Now Eric Whitacre composes classical choral works of music. In a TED conference talk (I lasted about 3:45 minutes before my first tear,) he told an audience how a young women sang a portion of one of his works on youtube. It inspired him to try an experiment. He would assemble a choir made up of youtube videos of people singing from all over the world.
He created a soundless youtube video of him conducting a song, then made another with with a piano background for the song and made the music available.
Eventually, over 2050 people from over 50 countries created their own personal videos of their part of the song. Some of them did over 50 "takes" to get the recording they were satisfied with.
He was fortunate to get one volunteer to weave and "render' them all together.
Describing his experience coordinating this extraordinarily beautiful production, he described how he discovered, "Human beings will go to any lengths necessary to find and connect with each other. It doesn't matter the technology. People seemed to be experiencing an actual choir. They never met. I feel an esprit de corps."
Technologically, for the audo engineers reading this, he added, "With 2000 syncronized youtubes videos the render time is atrocious. "

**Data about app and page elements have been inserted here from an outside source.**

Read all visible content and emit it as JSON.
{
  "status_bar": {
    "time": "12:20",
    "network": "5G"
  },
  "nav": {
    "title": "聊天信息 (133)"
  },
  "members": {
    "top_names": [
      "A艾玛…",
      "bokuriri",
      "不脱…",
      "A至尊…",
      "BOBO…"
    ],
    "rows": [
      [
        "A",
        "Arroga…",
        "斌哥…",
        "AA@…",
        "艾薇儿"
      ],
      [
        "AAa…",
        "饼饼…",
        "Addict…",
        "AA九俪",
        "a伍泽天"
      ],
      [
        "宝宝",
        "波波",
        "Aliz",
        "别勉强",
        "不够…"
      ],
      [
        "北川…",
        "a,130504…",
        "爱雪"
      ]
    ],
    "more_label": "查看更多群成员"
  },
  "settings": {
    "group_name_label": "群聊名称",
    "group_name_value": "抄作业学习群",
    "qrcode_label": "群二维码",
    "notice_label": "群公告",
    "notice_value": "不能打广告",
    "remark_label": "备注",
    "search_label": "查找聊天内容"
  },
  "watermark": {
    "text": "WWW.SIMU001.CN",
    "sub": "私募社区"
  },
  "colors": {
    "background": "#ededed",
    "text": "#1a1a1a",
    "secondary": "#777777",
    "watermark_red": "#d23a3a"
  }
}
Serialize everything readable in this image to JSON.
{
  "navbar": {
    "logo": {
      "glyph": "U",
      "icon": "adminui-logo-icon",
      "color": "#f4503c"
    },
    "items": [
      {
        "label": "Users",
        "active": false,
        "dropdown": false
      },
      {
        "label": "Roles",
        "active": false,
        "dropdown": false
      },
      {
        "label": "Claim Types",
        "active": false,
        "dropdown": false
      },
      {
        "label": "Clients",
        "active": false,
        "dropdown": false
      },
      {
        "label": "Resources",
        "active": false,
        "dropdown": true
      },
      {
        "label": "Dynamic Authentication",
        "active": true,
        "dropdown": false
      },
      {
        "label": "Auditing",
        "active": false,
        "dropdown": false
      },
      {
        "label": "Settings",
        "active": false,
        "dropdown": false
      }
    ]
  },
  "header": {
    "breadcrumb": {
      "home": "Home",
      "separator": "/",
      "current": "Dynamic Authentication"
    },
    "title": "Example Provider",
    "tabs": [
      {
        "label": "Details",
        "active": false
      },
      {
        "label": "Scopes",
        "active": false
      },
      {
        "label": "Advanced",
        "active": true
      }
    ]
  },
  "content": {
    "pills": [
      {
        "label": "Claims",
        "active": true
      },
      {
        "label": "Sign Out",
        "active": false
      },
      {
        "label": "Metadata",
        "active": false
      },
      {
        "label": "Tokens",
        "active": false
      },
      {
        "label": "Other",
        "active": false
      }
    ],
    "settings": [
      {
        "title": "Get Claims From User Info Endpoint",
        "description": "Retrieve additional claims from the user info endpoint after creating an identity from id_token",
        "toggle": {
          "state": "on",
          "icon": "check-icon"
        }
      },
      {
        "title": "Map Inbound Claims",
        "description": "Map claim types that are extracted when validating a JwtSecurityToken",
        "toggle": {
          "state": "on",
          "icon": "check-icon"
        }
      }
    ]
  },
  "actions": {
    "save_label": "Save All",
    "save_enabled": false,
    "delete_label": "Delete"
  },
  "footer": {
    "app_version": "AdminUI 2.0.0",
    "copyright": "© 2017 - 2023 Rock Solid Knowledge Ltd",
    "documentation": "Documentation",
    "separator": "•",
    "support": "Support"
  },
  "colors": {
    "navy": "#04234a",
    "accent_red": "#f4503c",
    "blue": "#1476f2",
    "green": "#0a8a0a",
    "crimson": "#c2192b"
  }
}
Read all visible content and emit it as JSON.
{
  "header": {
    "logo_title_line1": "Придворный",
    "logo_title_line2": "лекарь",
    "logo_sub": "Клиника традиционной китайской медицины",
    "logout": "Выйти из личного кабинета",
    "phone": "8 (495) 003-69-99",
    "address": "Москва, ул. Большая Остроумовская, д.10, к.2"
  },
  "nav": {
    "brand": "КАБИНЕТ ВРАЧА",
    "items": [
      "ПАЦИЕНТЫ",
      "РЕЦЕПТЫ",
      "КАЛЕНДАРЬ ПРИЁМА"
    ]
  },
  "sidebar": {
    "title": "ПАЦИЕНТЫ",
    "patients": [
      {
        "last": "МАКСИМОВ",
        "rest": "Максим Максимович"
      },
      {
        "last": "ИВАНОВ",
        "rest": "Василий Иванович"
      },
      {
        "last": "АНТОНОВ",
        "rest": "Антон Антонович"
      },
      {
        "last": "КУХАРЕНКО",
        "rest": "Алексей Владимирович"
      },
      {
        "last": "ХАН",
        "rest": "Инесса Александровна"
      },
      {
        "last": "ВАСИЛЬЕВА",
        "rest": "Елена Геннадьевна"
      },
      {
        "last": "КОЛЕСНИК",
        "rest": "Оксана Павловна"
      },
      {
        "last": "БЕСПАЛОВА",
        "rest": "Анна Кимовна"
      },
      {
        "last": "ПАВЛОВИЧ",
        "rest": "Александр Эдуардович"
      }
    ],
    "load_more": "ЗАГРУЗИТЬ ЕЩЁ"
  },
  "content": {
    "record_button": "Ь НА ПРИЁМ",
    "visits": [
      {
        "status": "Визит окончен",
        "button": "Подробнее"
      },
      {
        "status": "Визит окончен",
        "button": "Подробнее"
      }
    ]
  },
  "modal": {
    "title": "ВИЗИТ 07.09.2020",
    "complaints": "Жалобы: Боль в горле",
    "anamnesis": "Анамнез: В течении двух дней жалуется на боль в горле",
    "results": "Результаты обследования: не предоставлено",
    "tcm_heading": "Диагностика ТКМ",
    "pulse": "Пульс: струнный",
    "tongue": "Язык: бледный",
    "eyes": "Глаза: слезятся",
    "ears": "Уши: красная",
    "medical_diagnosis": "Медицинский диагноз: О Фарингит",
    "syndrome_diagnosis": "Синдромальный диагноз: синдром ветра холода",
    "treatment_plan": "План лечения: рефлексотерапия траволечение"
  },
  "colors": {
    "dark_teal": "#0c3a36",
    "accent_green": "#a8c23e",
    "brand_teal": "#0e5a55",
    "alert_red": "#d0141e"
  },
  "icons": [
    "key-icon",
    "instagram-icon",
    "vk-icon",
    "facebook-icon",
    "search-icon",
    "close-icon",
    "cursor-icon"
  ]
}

The TED video briefly shows his first experiment, then walks us through more on how he put a bigger project together and shows the first two minutes of the actual Bottom Up Virtual Choir. Below that, you can listen to and view the full performance. This new, extraordinary art form seems to be one more way for humanity to build bridges of connection between us. I'd love to see this kind of art included in movies and TV. Imagine James Cameron's sequel to Pandora with a choir of thousands creating the sound for his next 3-D adventure.